Kwon, B.-O.; Koh, C.-H.; Khim. J. S.; Park, J.; Kang, S-G., and Hwang, J.H., 2014. The relationship between primary production of microphytobenthos and tidal cycle on the Hwaseong mudflat, west coast of Korea.

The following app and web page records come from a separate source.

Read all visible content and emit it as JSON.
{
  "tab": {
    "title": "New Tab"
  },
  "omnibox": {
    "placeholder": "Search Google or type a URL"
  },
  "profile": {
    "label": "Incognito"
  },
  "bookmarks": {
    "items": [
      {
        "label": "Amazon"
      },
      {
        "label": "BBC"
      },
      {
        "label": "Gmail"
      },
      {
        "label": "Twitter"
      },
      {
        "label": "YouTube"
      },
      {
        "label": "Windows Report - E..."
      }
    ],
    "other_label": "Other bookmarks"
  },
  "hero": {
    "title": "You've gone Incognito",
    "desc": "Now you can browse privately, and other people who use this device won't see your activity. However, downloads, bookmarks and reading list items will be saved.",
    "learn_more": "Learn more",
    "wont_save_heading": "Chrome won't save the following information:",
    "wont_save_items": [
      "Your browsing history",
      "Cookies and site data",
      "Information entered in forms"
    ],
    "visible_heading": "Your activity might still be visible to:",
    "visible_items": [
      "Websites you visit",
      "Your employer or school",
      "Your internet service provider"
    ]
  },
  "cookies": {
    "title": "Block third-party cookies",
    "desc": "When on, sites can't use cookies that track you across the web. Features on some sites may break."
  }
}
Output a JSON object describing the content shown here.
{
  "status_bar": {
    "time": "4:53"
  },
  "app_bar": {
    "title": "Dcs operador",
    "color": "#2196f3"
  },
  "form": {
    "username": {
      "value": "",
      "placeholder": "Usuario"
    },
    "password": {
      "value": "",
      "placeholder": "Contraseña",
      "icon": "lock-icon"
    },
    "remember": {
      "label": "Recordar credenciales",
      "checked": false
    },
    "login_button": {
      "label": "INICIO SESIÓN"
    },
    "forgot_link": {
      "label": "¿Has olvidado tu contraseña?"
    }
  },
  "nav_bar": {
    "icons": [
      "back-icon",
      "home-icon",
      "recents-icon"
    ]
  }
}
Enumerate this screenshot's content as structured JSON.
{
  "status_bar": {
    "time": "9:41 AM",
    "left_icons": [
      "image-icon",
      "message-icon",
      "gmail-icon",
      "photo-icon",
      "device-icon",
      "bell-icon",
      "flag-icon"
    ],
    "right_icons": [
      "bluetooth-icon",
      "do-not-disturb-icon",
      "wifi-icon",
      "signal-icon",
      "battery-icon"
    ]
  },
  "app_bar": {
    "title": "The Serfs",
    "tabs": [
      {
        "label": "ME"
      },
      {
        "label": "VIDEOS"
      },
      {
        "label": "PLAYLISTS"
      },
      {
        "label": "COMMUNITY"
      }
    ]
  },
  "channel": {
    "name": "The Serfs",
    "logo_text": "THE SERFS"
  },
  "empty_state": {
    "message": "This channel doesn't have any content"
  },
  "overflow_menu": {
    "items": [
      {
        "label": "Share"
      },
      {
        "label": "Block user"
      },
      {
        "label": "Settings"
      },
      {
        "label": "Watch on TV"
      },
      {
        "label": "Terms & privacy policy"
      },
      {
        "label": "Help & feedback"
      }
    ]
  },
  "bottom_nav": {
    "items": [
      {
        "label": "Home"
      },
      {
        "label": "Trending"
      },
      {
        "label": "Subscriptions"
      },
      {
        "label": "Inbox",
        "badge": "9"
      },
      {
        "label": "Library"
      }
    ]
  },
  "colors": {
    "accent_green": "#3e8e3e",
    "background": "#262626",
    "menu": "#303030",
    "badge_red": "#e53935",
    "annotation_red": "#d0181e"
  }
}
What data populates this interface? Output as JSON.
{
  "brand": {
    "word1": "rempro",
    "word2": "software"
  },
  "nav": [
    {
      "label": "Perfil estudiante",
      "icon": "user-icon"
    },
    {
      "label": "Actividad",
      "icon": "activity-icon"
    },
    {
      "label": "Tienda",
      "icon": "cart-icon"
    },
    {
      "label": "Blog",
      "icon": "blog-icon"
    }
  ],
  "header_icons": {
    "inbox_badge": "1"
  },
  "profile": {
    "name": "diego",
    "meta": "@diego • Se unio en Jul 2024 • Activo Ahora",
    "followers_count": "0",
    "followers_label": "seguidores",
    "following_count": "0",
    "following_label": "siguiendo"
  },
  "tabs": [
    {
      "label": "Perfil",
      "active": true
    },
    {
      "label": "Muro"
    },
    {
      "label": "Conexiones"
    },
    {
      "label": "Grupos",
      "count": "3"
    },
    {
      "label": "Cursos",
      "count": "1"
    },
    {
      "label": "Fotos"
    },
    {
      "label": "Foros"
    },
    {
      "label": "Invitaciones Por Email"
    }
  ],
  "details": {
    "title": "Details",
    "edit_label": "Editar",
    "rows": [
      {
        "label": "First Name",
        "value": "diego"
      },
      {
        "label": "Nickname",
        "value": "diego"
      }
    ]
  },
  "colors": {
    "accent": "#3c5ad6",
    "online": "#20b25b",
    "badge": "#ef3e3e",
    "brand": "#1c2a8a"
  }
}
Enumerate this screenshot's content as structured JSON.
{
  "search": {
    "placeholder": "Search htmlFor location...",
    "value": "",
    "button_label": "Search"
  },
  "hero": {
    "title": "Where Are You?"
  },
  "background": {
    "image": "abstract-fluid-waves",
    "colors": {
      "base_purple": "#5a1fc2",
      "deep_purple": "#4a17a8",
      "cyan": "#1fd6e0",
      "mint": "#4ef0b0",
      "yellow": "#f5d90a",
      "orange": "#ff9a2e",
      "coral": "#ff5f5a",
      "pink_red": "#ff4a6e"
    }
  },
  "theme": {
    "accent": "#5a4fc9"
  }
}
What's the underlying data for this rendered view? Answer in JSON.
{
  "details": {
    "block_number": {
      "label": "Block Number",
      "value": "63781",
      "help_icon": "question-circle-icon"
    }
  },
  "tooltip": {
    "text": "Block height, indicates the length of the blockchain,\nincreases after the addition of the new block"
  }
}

The present study examined variation in sediment temperature and irradiance with respect to microphytobenthos primary production at the Hwaseong mudflat, west coast of Korea, under different tidal cycles. The study was carried out during March and April 2009, which encompassed two spring tides and one neap tide. It was not possible to continuously measure primary production in situ across the tidal cycles; hence, photosynthesis–irradiance (P-I) curves at different temperatures were obtained experimentally in the laboratory. These readings were then used to calculate primary production, by projecting in situ mooring records of irradiance and temperature onto the P-I curves. The sediment temperature and irradiance were measured continuously, and the averages of 10-minute intervals from the mooring records were used. The results show that changes in primary production simulated from the P-I curves were strongly associated with the tidal cycle. During the two spring tides that were recorded, mean daily primary production was 1005 and 1125 mg C m−2 d−1, respectively. However, primary production was lower during the neap tide (898 mg C m−2 d−1). Temperature appeared to influence these differences in mean daily production. In situ mean daily temperatures during exposure were 14°C and 20°C during the first and second spring tides, respectively. In contrast, mean daily total irradiance was noticeably higher in the first spring tide compared with the second spring tide. During the neap tide, the site was exposed in the morning and afternoon, when light intensity and temperature were relatively low. In contrast, during the spring tide, the site was exposed at noon, when light intensity and temperature were high. The current study provided new insights about how changes in environmental parameters during tidal cycles affect microphytobenthic primary production, indicating the complexity of this process and the requirement for further fine-scale research.